» **Assigned task**
Note how many lines in the following material mention "minimize", then give that number by itself.

» **Data excerpts**
+ + +

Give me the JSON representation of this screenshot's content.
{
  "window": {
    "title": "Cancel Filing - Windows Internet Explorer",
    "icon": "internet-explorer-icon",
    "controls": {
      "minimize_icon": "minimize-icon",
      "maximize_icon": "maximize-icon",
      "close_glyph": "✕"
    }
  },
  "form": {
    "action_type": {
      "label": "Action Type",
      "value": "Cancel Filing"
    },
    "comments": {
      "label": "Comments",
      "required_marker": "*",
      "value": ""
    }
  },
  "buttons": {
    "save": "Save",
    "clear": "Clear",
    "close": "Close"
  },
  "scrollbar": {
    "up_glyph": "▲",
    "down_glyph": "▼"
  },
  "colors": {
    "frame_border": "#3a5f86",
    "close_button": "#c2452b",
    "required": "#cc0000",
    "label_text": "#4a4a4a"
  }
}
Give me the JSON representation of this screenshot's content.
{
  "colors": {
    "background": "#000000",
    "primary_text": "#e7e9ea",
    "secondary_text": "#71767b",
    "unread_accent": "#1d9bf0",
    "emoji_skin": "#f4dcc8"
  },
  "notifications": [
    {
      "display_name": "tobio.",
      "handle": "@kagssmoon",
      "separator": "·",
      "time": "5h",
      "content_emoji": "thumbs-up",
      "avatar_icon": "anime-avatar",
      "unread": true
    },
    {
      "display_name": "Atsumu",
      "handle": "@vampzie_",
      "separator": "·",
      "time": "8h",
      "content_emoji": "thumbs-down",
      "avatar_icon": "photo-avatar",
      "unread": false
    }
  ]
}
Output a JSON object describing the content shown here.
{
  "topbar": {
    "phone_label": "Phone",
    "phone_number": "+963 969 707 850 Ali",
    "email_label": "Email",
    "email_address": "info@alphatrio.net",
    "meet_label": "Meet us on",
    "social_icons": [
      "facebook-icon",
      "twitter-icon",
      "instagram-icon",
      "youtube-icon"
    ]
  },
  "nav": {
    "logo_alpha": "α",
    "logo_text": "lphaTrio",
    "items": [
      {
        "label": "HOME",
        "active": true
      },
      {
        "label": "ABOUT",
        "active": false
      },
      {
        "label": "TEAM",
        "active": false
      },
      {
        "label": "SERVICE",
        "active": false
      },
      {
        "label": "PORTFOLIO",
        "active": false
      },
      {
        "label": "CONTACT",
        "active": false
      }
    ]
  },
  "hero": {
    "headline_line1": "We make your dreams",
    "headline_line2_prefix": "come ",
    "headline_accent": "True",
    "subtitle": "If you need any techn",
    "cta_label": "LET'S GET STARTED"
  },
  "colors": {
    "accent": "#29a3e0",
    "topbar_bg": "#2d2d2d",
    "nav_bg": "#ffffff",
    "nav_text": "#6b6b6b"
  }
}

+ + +

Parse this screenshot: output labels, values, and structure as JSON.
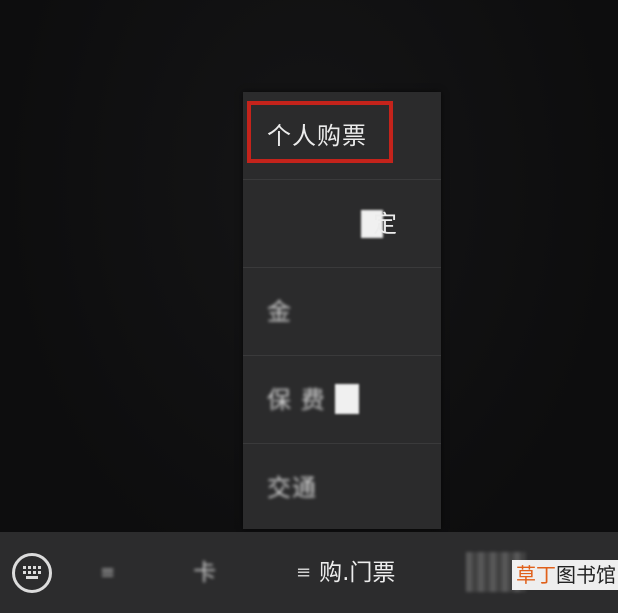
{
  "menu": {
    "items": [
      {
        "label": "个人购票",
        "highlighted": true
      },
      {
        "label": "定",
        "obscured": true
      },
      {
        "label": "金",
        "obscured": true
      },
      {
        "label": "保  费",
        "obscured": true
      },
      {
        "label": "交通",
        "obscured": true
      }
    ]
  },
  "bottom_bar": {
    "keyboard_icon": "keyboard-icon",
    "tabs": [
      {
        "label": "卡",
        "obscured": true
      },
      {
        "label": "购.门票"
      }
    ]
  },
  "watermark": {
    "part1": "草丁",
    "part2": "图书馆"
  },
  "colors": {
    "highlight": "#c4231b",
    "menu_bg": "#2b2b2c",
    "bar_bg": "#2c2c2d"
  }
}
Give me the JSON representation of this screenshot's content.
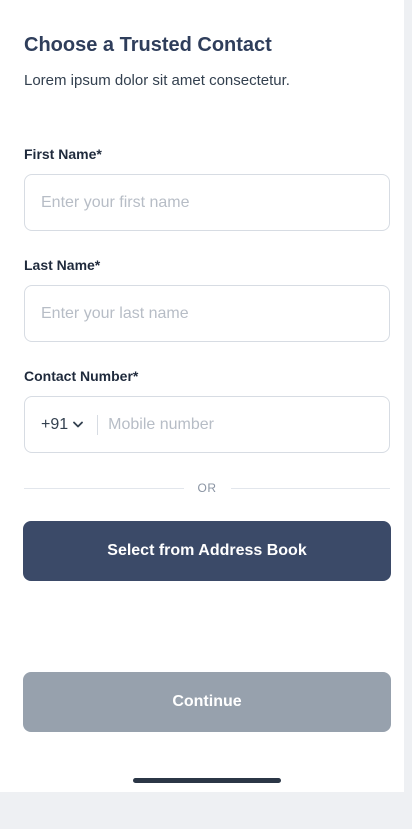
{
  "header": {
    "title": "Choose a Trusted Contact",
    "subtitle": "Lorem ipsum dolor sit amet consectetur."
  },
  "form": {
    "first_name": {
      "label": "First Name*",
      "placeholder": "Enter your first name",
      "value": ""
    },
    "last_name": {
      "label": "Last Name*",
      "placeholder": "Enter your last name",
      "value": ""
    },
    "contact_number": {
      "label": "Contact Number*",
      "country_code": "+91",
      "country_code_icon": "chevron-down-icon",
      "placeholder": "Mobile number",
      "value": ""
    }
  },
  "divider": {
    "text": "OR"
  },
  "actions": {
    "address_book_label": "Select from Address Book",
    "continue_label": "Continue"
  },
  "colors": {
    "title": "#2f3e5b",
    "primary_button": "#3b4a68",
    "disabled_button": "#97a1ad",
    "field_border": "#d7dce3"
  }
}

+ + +

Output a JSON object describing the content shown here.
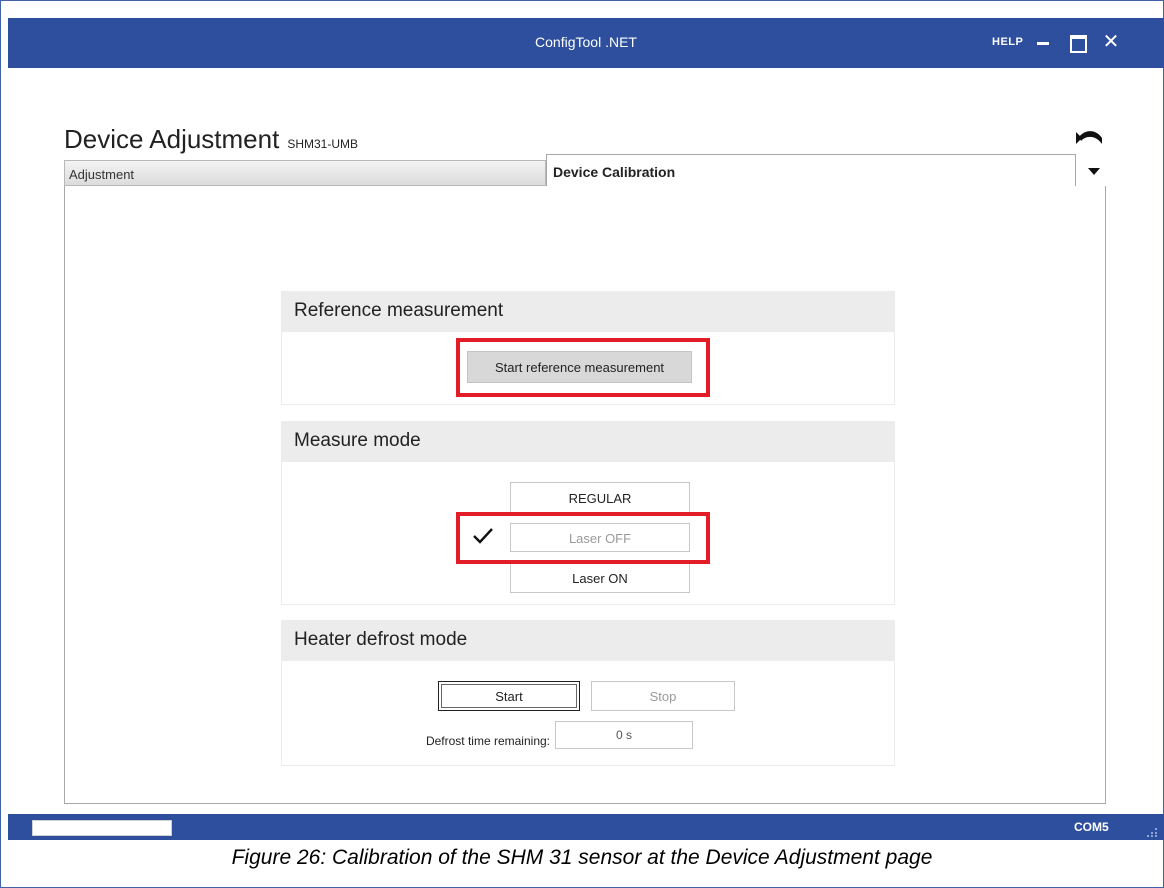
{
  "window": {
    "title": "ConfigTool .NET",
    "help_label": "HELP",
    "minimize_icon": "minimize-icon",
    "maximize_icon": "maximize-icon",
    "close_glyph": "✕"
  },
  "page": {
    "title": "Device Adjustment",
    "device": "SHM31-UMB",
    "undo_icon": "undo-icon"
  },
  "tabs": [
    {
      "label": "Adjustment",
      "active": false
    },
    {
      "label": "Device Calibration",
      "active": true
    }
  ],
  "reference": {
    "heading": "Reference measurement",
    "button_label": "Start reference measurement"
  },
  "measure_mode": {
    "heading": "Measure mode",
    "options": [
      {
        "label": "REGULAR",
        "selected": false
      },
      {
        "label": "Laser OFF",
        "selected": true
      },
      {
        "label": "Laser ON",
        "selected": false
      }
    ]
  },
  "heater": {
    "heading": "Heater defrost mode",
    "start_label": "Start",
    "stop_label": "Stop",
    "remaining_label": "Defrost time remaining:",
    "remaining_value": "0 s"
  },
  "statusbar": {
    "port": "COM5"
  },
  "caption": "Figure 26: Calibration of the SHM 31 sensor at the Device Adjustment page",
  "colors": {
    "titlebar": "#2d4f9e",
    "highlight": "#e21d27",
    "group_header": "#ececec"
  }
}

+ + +

» **Written answer**
2